[Start of section]
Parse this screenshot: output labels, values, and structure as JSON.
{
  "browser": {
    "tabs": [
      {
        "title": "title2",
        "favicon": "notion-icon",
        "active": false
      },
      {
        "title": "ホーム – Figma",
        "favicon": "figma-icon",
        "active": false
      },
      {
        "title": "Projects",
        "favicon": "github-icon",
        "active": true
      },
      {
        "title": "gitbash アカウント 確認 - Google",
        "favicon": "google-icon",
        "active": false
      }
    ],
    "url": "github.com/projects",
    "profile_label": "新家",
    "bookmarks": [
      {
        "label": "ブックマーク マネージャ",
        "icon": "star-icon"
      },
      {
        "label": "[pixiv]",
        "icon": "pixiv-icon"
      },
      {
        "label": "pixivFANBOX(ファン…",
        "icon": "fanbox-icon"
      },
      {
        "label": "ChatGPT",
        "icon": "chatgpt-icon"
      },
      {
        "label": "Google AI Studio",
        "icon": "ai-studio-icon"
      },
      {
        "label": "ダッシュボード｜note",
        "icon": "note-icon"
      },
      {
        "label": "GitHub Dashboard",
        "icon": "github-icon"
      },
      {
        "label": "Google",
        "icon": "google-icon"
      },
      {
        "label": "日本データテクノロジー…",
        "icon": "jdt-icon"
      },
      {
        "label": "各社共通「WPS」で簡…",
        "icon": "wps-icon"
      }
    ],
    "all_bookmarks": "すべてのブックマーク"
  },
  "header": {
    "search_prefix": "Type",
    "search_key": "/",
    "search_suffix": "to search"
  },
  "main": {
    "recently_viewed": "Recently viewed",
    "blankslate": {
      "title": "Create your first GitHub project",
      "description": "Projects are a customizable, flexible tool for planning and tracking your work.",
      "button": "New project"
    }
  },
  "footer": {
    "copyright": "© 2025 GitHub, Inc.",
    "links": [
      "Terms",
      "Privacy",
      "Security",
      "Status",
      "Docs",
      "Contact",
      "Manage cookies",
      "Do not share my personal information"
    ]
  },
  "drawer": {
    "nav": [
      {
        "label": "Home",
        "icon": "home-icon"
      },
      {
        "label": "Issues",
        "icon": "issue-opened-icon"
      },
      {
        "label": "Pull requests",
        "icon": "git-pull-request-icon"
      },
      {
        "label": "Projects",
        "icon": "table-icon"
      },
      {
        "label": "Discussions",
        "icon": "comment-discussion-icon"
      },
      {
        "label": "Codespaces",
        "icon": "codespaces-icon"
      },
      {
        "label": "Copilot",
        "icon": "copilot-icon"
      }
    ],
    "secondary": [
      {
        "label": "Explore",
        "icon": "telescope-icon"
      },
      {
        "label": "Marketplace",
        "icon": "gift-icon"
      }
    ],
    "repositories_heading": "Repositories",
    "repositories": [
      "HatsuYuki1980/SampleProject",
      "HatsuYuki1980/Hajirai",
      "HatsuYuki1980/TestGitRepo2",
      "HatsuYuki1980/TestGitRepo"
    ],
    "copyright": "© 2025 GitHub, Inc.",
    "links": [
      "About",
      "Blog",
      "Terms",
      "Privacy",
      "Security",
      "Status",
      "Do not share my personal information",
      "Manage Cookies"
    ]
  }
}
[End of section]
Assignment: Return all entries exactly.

Result of this task:
Parse this screenshot: output labels, values, and structure as JSON.
{
  "browser": {
    "tabs": [
      {
        "title": "title2",
        "favicon": "notion-icon",
        "active": false
      },
      {
        "title": "ホーム – Figma",
        "favicon": "figma-icon",
        "active": false
      },
      {
        "title": "Projects",
        "favicon": "github-icon",
        "active": true
      },
      {
        "title": "gitbash アカウント 確認 - Google",
        "favicon": "google-icon",
        "active": false
      }
    ],
    "url": "github.com/projects",
    "profile_label": "新家",
    "bookmarks": [
      {
        "label": "ブックマーク マネージャ",
        "icon": "star-icon"
      },
      {
        "label": "[pixiv]",
        "icon": "pixiv-icon"
      },
      {
        "label": "pixivFANBOX(ファン…",
        "icon": "fanbox-icon"
      },
      {
        "label": "ChatGPT",
        "icon": "chatgpt-icon"
      },
      {
        "label": "Google AI Studio",
        "icon": "ai-studio-icon"
      },
      {
        "label": "ダッシュボード｜note",
        "icon": "note-icon"
      },
      {
        "label": "GitHub Dashboard",
        "icon": "github-icon"
      },
      {
        "label": "Google",
        "icon": "google-icon"
      },
      {
        "label": "日本データテクノロジー…",
        "icon": "jdt-icon"
      },
      {
        "label": "各社共通「WPS」で簡…",
        "icon": "wps-icon"
      }
    ],
    "all_bookmarks": "すべてのブックマーク"
  },
  "header": {
    "search_prefix": "Type",
    "search_key": "/",
    "search_suffix": "to search"
  },
  "main": {
    "recently_viewed": "Recently viewed",
    "blankslate": {
      "title": "Create your first GitHub project",
      "description": "Projects are a customizable, flexible tool for planning and tracking your work.",
      "button": "New project"
    }
  },
  "footer": {
    "copyright": "© 2025 GitHub, Inc.",
    "links": [
      "Terms",
      "Privacy",
      "Security",
      "Status",
      "Docs",
      "Contact",
      "Manage cookies",
      "Do not share my personal information"
    ]
  },
  "drawer": {
    "nav": [
      {
        "label": "Home",
        "icon": "home-icon"
      },
      {
        "label": "Issues",
        "icon": "issue-opened-icon"
      },
      {
        "label": "Pull requests",
        "icon": "git-pull-request-icon"
      },
      {
        "label": "Projects",
        "icon": "table-icon"
      },
      {
        "label": "Discussions",
        "icon": "comment-discussion-icon"
      },
      {
        "label": "Codespaces",
        "icon": "codespaces-icon"
      },
      {
        "label": "Copilot",
        "icon": "copilot-icon"
      }
    ],
    "secondary": [
      {
        "label": "Explore",
        "icon": "telescope-icon"
      },
      {
        "label": "Marketplace",
        "icon": "gift-icon"
      }
    ],
    "repositories_heading": "Repositories",
    "repositories": [
      "HatsuYuki1980/SampleProject",
      "HatsuYuki1980/Hajirai",
      "HatsuYuki1980/TestGitRepo2",
      "HatsuYuki1980/TestGitRepo"
    ],
    "copyright": "© 2025 GitHub, Inc.",
    "links": [
      "About",
      "Blog",
      "Terms",
      "Privacy",
      "Security",
      "Status",
      "Do not share my personal information",
      "Manage Cookies"
    ]
  }
}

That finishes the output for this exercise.